Source material:

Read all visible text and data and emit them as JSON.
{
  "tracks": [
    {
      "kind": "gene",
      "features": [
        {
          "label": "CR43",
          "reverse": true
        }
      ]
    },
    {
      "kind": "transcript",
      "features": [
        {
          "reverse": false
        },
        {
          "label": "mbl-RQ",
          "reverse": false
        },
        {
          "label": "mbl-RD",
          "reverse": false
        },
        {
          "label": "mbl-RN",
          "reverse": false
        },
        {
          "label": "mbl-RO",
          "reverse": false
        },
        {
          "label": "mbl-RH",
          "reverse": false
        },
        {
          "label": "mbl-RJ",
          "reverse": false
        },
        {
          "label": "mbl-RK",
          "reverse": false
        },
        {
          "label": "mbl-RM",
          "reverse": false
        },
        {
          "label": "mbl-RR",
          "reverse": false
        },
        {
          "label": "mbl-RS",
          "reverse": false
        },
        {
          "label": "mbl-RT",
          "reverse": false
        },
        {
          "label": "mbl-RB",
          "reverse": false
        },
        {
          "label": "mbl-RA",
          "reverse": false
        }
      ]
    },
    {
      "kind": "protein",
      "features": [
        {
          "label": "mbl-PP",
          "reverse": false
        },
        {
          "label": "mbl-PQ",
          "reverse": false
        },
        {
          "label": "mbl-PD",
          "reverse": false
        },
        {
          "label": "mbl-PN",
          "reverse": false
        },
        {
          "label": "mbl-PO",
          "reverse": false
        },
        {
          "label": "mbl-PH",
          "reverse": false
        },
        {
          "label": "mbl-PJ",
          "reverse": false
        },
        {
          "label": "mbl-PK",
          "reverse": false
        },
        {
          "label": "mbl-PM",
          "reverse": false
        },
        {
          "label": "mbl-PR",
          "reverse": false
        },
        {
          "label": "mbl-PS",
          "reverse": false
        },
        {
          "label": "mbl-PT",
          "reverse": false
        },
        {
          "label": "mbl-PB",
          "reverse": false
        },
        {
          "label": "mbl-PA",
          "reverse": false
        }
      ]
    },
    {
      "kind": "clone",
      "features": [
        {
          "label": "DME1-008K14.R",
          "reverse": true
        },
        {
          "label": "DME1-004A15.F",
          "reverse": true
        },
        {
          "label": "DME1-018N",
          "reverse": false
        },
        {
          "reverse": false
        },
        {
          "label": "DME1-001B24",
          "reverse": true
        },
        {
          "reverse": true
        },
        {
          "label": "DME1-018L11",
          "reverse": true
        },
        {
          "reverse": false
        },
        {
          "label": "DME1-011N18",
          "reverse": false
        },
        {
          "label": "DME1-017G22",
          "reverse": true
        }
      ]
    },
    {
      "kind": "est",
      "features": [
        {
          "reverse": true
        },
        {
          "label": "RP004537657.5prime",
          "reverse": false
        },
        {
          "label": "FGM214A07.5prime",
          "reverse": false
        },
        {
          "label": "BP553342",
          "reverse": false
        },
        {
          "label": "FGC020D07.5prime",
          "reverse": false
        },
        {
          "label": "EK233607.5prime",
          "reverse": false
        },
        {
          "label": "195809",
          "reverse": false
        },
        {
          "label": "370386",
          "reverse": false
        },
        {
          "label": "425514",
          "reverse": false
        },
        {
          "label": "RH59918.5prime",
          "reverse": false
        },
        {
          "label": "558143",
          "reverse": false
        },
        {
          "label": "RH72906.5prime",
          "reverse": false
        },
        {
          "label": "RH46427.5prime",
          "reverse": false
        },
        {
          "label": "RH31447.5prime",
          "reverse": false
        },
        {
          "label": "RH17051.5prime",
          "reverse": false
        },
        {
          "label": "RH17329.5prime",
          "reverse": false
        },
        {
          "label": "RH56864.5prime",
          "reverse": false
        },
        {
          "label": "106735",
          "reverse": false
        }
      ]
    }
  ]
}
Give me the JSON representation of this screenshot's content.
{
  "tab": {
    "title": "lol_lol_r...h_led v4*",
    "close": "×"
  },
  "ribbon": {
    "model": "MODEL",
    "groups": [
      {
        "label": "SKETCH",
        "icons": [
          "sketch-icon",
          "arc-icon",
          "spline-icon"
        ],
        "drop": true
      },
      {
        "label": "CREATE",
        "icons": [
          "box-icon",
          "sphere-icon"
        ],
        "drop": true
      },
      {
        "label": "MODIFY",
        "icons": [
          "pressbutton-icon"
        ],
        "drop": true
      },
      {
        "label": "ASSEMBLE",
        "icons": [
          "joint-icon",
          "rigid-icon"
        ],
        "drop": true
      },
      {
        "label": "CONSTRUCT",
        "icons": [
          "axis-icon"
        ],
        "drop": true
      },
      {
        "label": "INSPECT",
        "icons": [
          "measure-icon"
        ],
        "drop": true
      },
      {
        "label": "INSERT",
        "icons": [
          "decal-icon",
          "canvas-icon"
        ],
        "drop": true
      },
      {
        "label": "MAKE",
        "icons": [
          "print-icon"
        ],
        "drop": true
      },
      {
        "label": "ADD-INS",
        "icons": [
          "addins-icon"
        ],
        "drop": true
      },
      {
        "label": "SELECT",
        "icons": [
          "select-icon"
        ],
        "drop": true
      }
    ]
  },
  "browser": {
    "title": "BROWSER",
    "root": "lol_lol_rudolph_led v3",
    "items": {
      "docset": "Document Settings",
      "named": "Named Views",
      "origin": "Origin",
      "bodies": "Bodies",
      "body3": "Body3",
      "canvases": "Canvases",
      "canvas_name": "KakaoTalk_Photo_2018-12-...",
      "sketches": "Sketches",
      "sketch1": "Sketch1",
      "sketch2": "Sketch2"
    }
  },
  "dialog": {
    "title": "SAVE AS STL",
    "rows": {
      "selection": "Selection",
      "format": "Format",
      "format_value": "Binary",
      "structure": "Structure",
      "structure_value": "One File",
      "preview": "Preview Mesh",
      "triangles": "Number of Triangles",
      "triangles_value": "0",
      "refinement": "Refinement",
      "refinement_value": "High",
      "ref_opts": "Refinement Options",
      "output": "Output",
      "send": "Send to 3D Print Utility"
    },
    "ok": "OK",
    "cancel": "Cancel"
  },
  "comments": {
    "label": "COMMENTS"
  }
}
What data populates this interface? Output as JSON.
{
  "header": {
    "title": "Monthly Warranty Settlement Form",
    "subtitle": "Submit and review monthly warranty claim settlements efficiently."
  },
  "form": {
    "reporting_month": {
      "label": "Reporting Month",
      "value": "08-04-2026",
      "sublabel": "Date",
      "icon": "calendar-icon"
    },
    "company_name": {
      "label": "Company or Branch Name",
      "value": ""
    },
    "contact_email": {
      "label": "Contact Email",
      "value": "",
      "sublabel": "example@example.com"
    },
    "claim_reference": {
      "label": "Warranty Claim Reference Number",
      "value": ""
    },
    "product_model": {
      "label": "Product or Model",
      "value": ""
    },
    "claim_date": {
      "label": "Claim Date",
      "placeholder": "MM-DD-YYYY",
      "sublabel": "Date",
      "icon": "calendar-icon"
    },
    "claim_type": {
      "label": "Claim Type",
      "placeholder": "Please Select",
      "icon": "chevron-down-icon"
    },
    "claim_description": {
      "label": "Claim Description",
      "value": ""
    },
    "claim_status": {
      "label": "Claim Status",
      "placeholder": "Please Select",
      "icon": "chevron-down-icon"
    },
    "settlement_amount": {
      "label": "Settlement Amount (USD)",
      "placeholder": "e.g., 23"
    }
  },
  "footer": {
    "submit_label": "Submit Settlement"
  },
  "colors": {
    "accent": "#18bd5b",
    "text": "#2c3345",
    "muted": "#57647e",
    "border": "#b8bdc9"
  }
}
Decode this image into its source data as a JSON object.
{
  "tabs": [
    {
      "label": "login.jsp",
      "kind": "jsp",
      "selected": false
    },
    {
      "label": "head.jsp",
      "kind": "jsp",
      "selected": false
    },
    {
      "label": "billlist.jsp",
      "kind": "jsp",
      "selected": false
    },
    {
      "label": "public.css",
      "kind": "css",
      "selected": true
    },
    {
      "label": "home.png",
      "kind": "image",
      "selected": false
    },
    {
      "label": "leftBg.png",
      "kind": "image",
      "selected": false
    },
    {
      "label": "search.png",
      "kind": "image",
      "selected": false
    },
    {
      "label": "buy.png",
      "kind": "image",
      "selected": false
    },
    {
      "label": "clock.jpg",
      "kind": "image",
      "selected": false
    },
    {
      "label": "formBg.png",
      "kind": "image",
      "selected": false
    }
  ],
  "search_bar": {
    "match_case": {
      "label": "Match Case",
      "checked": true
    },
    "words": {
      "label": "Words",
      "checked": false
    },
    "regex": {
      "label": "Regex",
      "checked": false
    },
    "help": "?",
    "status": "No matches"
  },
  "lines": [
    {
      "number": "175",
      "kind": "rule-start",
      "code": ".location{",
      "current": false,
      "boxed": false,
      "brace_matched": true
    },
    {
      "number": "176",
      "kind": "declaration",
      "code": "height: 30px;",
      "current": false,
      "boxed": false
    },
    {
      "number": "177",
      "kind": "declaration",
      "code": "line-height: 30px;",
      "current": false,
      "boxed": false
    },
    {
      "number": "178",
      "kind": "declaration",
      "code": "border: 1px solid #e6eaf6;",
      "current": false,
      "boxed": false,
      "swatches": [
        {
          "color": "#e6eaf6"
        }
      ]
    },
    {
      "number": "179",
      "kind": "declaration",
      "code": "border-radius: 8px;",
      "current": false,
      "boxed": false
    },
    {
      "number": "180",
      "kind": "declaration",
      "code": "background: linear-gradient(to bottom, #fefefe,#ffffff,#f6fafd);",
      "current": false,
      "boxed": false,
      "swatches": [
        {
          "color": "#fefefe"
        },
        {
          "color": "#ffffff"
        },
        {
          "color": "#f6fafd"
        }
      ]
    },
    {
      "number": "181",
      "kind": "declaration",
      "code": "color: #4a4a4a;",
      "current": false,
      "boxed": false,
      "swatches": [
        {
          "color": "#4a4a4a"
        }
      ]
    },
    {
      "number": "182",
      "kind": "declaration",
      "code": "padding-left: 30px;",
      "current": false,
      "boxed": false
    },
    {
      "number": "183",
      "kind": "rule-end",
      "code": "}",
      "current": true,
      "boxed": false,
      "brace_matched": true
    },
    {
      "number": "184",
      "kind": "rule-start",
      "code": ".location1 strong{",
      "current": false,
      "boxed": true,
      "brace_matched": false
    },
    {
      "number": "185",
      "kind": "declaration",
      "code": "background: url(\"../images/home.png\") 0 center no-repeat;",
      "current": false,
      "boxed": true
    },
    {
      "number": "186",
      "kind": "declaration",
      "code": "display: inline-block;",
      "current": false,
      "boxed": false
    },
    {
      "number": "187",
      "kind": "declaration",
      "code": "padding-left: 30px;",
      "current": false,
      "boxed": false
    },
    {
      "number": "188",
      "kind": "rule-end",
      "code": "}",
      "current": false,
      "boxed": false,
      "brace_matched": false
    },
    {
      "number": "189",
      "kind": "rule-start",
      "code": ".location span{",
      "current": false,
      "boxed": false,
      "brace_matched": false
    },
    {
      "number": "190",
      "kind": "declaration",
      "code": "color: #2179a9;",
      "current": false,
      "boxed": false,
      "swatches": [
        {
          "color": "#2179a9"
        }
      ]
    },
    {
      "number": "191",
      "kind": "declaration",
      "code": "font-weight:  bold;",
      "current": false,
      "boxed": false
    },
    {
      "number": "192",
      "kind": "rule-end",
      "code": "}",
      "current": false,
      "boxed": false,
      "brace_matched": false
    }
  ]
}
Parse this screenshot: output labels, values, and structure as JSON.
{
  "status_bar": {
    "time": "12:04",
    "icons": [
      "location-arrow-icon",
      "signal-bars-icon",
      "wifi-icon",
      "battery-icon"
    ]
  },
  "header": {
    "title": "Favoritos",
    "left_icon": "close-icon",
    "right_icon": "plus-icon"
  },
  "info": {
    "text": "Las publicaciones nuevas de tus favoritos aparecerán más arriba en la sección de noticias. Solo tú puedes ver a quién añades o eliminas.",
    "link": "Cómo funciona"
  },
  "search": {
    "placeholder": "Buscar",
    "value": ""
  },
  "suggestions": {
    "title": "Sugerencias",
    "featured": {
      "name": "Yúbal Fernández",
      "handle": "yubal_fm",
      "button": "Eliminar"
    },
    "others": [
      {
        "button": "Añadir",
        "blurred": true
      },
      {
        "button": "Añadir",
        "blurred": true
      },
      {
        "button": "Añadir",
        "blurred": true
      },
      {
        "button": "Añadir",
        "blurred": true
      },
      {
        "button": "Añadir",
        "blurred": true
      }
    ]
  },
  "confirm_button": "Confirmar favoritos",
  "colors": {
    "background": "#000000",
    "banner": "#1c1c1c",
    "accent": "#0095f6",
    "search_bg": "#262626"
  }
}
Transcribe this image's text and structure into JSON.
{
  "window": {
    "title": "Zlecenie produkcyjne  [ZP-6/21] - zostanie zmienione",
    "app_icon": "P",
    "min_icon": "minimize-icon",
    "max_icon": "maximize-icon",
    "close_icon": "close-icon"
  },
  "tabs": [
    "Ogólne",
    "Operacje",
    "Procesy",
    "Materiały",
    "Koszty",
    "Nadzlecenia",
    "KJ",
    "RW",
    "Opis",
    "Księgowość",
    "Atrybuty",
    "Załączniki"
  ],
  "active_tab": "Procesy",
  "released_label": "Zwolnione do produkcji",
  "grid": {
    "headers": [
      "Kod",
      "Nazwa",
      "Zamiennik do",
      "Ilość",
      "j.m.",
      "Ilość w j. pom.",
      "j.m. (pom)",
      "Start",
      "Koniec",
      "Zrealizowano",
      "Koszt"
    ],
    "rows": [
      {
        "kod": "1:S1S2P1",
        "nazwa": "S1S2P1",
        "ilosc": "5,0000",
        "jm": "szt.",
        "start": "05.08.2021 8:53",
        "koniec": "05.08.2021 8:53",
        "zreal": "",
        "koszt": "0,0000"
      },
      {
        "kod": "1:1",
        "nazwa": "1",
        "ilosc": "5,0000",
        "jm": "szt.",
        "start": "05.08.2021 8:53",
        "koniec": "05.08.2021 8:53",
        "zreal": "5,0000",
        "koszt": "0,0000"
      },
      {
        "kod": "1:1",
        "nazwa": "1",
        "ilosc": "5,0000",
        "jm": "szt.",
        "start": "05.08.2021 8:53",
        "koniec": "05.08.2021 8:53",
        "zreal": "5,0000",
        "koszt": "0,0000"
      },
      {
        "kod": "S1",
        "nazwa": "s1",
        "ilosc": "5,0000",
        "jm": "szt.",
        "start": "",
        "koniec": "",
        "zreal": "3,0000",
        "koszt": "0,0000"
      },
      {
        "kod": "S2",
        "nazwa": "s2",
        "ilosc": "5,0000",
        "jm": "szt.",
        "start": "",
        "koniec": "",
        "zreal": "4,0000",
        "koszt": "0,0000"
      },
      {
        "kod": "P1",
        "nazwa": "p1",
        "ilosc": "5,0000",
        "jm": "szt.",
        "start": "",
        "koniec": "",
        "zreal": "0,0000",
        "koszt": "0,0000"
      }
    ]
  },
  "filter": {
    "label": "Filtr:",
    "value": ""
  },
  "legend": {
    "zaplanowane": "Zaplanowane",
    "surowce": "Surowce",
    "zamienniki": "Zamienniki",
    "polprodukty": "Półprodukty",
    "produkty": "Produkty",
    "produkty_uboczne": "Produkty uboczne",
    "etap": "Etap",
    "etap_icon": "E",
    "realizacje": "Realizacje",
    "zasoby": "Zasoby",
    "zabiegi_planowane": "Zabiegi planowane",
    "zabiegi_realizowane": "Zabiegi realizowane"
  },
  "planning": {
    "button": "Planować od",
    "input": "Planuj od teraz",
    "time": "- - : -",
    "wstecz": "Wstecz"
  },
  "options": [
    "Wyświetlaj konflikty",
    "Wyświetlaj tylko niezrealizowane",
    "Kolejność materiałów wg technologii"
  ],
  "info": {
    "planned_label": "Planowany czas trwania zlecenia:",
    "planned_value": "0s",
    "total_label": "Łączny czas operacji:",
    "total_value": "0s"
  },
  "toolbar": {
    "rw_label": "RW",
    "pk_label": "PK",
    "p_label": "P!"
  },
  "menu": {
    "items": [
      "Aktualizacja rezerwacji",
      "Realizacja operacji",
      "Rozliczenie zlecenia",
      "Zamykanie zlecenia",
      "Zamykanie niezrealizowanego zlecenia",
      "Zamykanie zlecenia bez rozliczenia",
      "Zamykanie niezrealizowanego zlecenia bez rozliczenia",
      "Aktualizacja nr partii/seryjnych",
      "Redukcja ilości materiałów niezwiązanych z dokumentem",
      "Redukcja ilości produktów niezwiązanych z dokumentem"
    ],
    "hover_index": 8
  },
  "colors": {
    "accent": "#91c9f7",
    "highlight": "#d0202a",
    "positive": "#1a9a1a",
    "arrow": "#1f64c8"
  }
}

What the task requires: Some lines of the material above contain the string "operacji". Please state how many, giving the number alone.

Output of the task: 2